  5. PDB

     /  July 19, 2017

    It’s all good in Turei’s world……..

  6. Alan Wilkinson

     /  July 19, 2017

    When Metiria pays back what she stole they’ll have more money to fix it with.

  7. PDB

     /  July 19, 2017

    Turei accidently forgot to thank the taxpayer in this Australian Women’s Weekly article…….

    “But at the age of 23, a then-single Metiria discovered she was pregnant and realised she would have to make some drastic changes in her life. “My baby would need someone to care and provide for her and the only person in the world who was going to do that was me.”

    Soon after Piupiu’s birth, Metiria got her act together, enrolling at university for a second time. She threw herself into a law degree and, although studying full-time while raising her baby daughter was extremely challenging, Metiria – who remains in contact with Piupiu’s father – says the sacrifice was worth it.”

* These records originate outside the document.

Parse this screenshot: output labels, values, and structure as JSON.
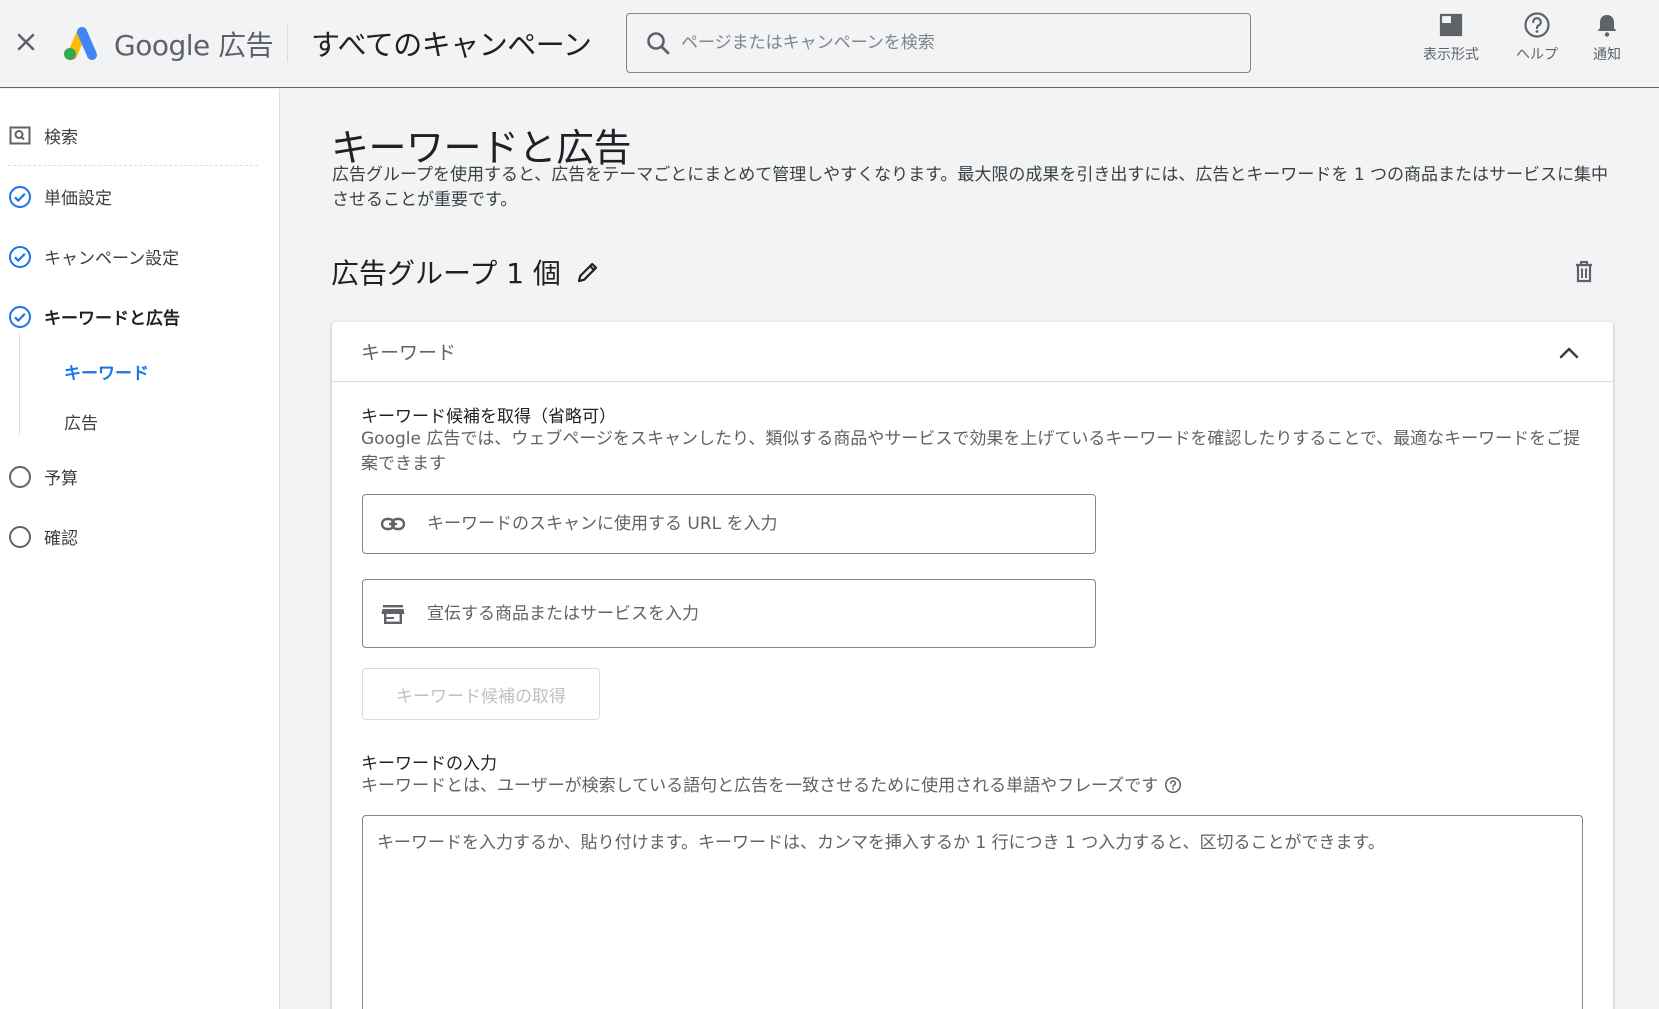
{
  "header": {
    "brand": "Google 広告",
    "page_title": "すべてのキャンペーン",
    "search_placeholder": "ページまたはキャンペーンを検索",
    "actions": [
      {
        "label": "表示形式",
        "icon": "display-format-icon"
      },
      {
        "label": "ヘルプ",
        "icon": "help-icon"
      },
      {
        "label": "通知",
        "icon": "bell-icon"
      }
    ]
  },
  "sidebar": {
    "items": [
      {
        "label": "検索",
        "icon": "search-box-icon",
        "state": "done"
      },
      {
        "label": "単価設定",
        "icon": "check-circle-icon",
        "state": "done"
      },
      {
        "label": "キャンペーン設定",
        "icon": "check-circle-icon",
        "state": "done"
      },
      {
        "label": "キーワードと広告",
        "icon": "check-circle-icon",
        "state": "current"
      },
      {
        "label": "予算",
        "icon": "empty-circle-icon",
        "state": "todo"
      },
      {
        "label": "確認",
        "icon": "empty-circle-icon",
        "state": "todo"
      }
    ],
    "subitems": [
      {
        "label": "キーワード",
        "active": true
      },
      {
        "label": "広告",
        "active": false
      }
    ]
  },
  "main": {
    "title": "キーワードと広告",
    "description": "広告グループを使用すると、広告をテーマごとにまとめて管理しやすくなります。最大限の成果を引き出すには、広告とキーワードを 1 つの商品またはサービスに集中させることが重要です。",
    "ad_group_title": "広告グループ 1 個"
  },
  "keywords_card": {
    "header": "キーワード",
    "suggest_title": "キーワード候補を取得（省略可）",
    "suggest_desc": "Google 広告では、ウェブページをスキャンしたり、類似する商品やサービスで効果を上げているキーワードを確認したりすることで、最適なキーワードをご提案できます",
    "url_placeholder": "キーワードのスキャンに使用する URL を入力",
    "product_placeholder": "宣伝する商品またはサービスを入力",
    "get_suggestions_label": "キーワード候補の取得",
    "enter_title": "キーワードの入力",
    "enter_desc": "キーワードとは、ユーザーが検索している語句と広告を一致させるために使用される単語やフレーズです",
    "textarea_placeholder": "キーワードを入力するか、貼り付けます。キーワードは、カンマを挿入するか 1 行につき 1 つ入力すると、区切ることができます。"
  },
  "colors": {
    "accent": "#1a73e8",
    "logo_blue": "#4285f4",
    "logo_yellow": "#fbbc04",
    "logo_green": "#34a853"
  }
}
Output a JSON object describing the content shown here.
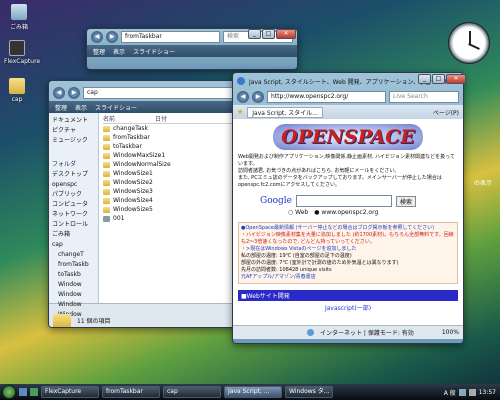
{
  "desktop": {
    "icons": [
      {
        "label": "ごみ箱"
      },
      {
        "label": "FlexCapture"
      },
      {
        "label": "cap"
      }
    ],
    "right_label": "の表示"
  },
  "explorer_back": {
    "title": "fromTaskbar",
    "search_placeholder": "検索",
    "cmd": [
      "整理",
      "表示",
      "スライドショー"
    ]
  },
  "explorer": {
    "path": "cap",
    "search_placeholder": "検索",
    "cmd": [
      "整理",
      "表示",
      "スライドショー"
    ],
    "favorites": [
      "ドキュメント",
      "ピクチャ",
      "ミュージック"
    ],
    "folder_header": "フォルダ",
    "tree": [
      "デスクトップ",
      "openspc",
      "パブリック",
      "コンピュータ",
      "ネットワーク",
      "コントロール",
      "ごみ箱",
      "cap",
      "changeT",
      "fromTaskb",
      "toTaskb",
      "Window",
      "Window",
      "Window",
      "Window"
    ],
    "column_name": "名前",
    "column_date": "日付",
    "files": [
      "changeTask",
      "fromTaskbar",
      "toTaskbar",
      "WindowMaxSize1",
      "WindowNormalSize",
      "WindowSize1",
      "WindowSize2",
      "WindowSize3",
      "WindowSize4",
      "WindowSize5",
      "001"
    ],
    "status": "11 個の項目"
  },
  "ie": {
    "title": "Java Script, スタイルシート、Web 開発、アプリケーション、学習サイト - Op",
    "url": "http://www.openspc2.org/",
    "search_placeholder": "Live Search",
    "tab": "Java Script, スタイル...",
    "page_menu": "ページ(P)",
    "logo": "OPENSPACE",
    "intro": [
      "Web開発および制作アプリケーション,映像関係,静止画素材, ハイビジョン素材関連などを扱っています。",
      "訪問者諸君, お気づきの点があればこちら, お気軽にメールをください。",
      "また, PCエミュ誌のデータをバックアップしております。メインサーバーが停止した場合はopenspc.fc2.comにアクセスしてください。"
    ],
    "google_button": "検索",
    "radio_web": "Web",
    "radio_site": "www.openspc2.org",
    "news": [
      "●OpenSpace最新情報 (サーバー停止などの場合はブログ掲示板を参照してください)",
      "・ハイビジョン映像素材集を大量に追加しました (約1700素材)。もちろん全部無料です。回線も2〜3倍速くなったので, どんどん持っていってください。",
      "・>現在はWindows Vistaのページを追加しました",
      "私の部屋の温度: 19℃ (自室の部屋の足下の温度)",
      "部屋の外の温度: 7℃ (室外計で計測の値のため外気温とは異なります)",
      "先月の訪問者数: 108428 unique visits",
      "元AFアップル/アマゾン/青春書店"
    ],
    "section_bar": "■Webサイト開発",
    "section_link": "Javascript(一部)",
    "status_zone": "インターネット | 保護モード: 有効",
    "zoom": "100%"
  },
  "taskbar": {
    "buttons": [
      "FlexCapture",
      "fromTaskbar",
      "cap",
      "Java Script, ...",
      "Windows タ..."
    ],
    "lang": "A 般",
    "time": "13:57"
  }
}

    Nice she remained in contact with her kid’s father, pity he didn’t legally help the taxpayer with his financial obligations. Apparently that’s why she says; “My baby would need someone to care and provide for her and the only person in the world who was going to do that was me.” (Oh, and the taxpayer).

    NZ Herald: “Turei had felt the sting of the sanction herself when she didn’t name the father of her daughter. She said she did it to protect him from Winz harassment with the goal to keep their relationship positive for their daughter”

    How nice for them – the welfare state is nasty like that in wanting deadbeat fathers to pay their fair share for kids they help bring into the world. Surely a self-professed welfare fraudster wouldn’t have not named the father in order to claim the full taxpayer benefit and also get cash under the table from him? Of course not, silly talk.

    http://www.nowtolove.co.nz/news/real-life/metiria-turei-my-daughter-saved-me-5497

  8. duperez

     /  July 19, 2017

    The old school politics that Armstrong worked with was probably the
    old school politics a lot of us worked with.

    We wanted a simple right angle, Turei needed one too but apparently there are many angles. Some of those are about the potential of her being a Minister and consequent conflicts around that .

    Let’s be harsh with Turei, line her up against the wall. Let that gesture and the politics of it speak for themselves.

    The politics of gestures and political judgement though are simply tied into what you can get away with. Moral judgements for all their certainty are just as whimsical and transitory as the morals they land on.

    While we’re getting at Turei look at all of Armstrong’s sentiments and apply them to another situation which came and passed. All the sentiments.

    Judith Collins, Oravida. Judith Collins Minister of Justice at the time.

    According to the old school politics of my time, her guts would’ve been garters very early in the piece. Gutted by all and sundry, gone forever, by lunchtime to use the vernacular, without words like “harsh” or “unfair” coming into it.

    And those measuring Turei’s offences with nuanced protractors, where were they then? Or since the Green MP’s transgression directly involved dollars and cents have some higher gods been offended?

    Truth is a strange commodity. The truth is that for all her reluctance to be truthful, Collins is seen by many, hoped by many, to be a future Prime Minister. The truth is that Metiria Turei shouldn’t have told the truth about her ‘90s lies.

    Flirting with whether ‘new school politics’ has taken the place of old school politics should expect a result with the same characteristics of the flighty, fickle, irrational characteristics of making moral judgements. As Turei is finding.

  1. Armstrong: Turei’s benefit fraud admission stinks — Your NZ – NZ Conservative Coalition